The Eclipse Crosses America
Millions of people looked skyward to witness the Great American Eclipse
For photographers, the Great American Eclipse is a visual, movable feast—and a very fast one. The zone of totality will zip across the United States from Oregon to South Carolina at an average of 1,700 mph (2,735 k/h). That means that unlike other celestial events, which look more or less the same from more or less any place on Earth, the scene will be different in every city or town or square of farmland in the path of totality, depending on elevation, clouds, light pollution, tree cover and surrounding buildings.
Below are some of those very particular images captured in some of those very different places, as the images are taken and made available: from Oregon and Casper, Wyo.—where TIME’s reporting team is deployed—to Nashville and Columbia, S.C., and, the rarest shot of all, from the International Space Station in low-Earth orbit. Tens of millions of people will see the eclipse live as it plays out.
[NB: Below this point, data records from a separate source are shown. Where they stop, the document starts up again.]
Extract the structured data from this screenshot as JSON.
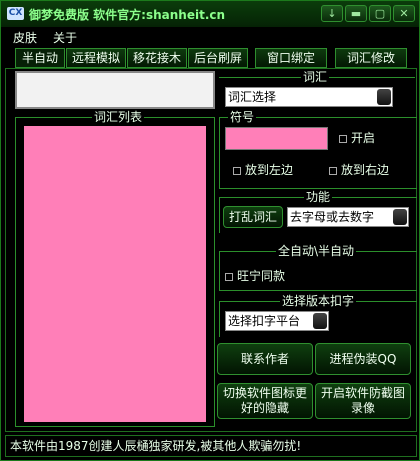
{
  "app": {
    "title": "御梦免费版  软件官方:shanheit.cn",
    "logo_text": "CX"
  },
  "window_buttons": [
    {
      "label": "↓"
    },
    {
      "label": "▬"
    },
    {
      "label": "▢"
    },
    {
      "label": "✕"
    }
  ],
  "menu": [
    "皮肤",
    "关于"
  ],
  "tabs": [
    "半自动",
    "远程模拟",
    "移花接木",
    "后台刷屏",
    "窗口绑定",
    "词汇修改"
  ],
  "left": {
    "word_list_legend": "词汇列表",
    "list_color": "#ff7fb8",
    "input_value": ""
  },
  "vocab": {
    "legend": "词汇",
    "combo_value": "词汇选择"
  },
  "symbol": {
    "legend": "符号",
    "open_label": "开启",
    "left_label": "放到左边",
    "right_label": "放到右边",
    "swatch_color": "#ff7fb8"
  },
  "function": {
    "legend": "功能",
    "shuffle_button": "打乱词汇",
    "combo_value": "去字母或去数字"
  },
  "auto": {
    "legend": "全自动\\半自动",
    "wangning_label": "旺宁同款"
  },
  "version": {
    "legend": "选择版本扣字",
    "combo_value": "选择扣字平台"
  },
  "buttons": {
    "contact": "联系作者",
    "disguise": "进程伪装QQ",
    "icon_line1": "切换软件图标更",
    "icon_line2": "好的隐藏",
    "anti_line1": "开启软件防截图",
    "anti_line2": "录像"
  },
  "status": {
    "text": "本软件由1987创建人辰樋独家研发,被其他人欺骗勿扰!"
  },
  "colors": {
    "accent_green": "#2e8e2e",
    "pink": "#ff7fb8"
  }
}
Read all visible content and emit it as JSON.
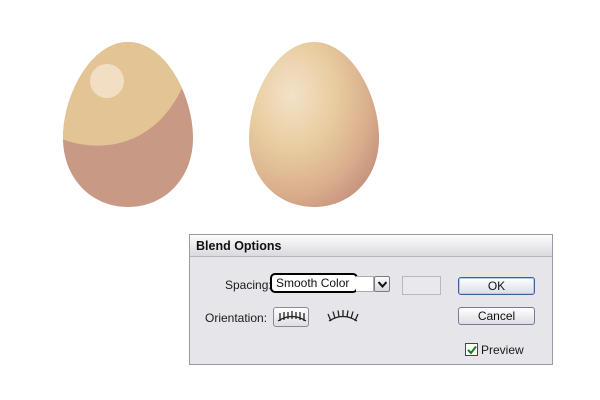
{
  "dialog": {
    "title": "Blend Options",
    "spacing": {
      "label": "Spacing:",
      "selected": "Smooth Color"
    },
    "orientation": {
      "label": "Orientation:",
      "options": [
        "align-to-page-icon",
        "align-to-path-icon"
      ]
    },
    "buttons": {
      "ok": "OK",
      "cancel": "Cancel"
    },
    "preview": {
      "label": "Preview",
      "checked": true
    }
  },
  "artwork": {
    "egg_left": {
      "base_color": "#c89a85",
      "top_color": "#e3c595",
      "highlight_color": "#f2dfc3"
    },
    "egg_right": {
      "light_color": "#f3e2c8",
      "mid_color": "#e6c79b",
      "dark_color": "#c9977f"
    }
  }
}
For the billions of others who won’t be in the path of totality, the event will nonetheless live forever as the day’s historical photo album takes shape. — Jeffrey Kluger
Depoe Bay, Ore.
Scott Olson—Getty Images
Great Smoky Mountains National Park, Tenn.
Hilton Head, S.C.
Win McNamee—Getty Images
New York City
Michael Brochstein—Sipa USA
Jeffrey Kluger is time’s editor-at-large. follow him on twitter @jeffreykluger.
andrew katz, WHO edited this photo essay, IS time’s senior multimedia editor. follow him on twitter @katz.
josh raab, WHO edited this photo essay, IS a multimedia editor at time. follow him on instagram @instagraabit.